Work to complete ->
From the listing below, return each line that includes "snowy".

Extracted data ->
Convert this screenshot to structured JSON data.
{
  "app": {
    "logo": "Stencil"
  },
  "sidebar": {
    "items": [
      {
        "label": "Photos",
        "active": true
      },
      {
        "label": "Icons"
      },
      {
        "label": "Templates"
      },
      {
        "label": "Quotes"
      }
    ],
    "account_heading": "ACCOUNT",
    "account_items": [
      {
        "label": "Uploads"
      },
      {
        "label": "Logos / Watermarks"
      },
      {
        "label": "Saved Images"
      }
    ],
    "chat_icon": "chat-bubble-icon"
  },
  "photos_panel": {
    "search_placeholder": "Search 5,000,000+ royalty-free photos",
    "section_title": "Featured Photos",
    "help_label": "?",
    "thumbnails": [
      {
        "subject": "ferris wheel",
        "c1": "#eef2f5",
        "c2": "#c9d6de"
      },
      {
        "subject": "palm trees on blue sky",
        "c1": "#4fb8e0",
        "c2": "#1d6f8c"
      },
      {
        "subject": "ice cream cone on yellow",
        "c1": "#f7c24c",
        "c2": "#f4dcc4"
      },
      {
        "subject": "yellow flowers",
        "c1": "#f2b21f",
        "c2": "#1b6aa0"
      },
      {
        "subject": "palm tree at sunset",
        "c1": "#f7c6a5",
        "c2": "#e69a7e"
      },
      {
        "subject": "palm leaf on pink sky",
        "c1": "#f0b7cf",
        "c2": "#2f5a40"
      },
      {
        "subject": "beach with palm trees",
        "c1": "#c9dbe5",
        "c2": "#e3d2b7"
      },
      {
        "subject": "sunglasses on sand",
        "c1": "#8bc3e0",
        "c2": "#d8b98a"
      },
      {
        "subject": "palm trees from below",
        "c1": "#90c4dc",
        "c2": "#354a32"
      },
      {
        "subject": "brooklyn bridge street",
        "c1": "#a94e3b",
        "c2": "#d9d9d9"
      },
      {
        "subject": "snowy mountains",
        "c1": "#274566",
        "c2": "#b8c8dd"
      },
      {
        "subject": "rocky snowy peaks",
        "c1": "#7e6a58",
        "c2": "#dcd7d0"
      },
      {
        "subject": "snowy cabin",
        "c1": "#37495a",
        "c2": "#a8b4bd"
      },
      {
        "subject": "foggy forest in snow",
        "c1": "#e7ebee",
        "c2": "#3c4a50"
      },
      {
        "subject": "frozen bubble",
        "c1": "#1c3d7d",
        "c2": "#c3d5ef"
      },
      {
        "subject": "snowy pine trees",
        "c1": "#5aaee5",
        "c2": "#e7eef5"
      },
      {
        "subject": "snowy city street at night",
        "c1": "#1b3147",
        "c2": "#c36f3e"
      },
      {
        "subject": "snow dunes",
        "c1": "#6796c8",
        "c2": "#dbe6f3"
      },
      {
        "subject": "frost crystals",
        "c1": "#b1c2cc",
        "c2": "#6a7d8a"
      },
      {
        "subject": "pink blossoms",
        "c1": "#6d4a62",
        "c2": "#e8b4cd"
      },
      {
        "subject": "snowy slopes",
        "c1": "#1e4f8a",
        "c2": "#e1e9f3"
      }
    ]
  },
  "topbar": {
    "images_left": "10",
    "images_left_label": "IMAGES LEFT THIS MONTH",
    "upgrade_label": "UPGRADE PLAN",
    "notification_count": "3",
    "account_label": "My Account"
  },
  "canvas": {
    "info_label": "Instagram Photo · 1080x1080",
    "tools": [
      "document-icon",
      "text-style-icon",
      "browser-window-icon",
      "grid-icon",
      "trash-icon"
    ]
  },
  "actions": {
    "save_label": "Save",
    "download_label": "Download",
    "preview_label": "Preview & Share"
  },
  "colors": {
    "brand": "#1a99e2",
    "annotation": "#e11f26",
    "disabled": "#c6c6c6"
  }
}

Solution to the problem ->
        "subject": "snowy mountains",
        "subject": "rocky snowy peaks",
        "subject": "snowy cabin",
        "subject": "snowy pine trees",
        "subject": "snowy city street at night",
        "subject": "snowy slopes",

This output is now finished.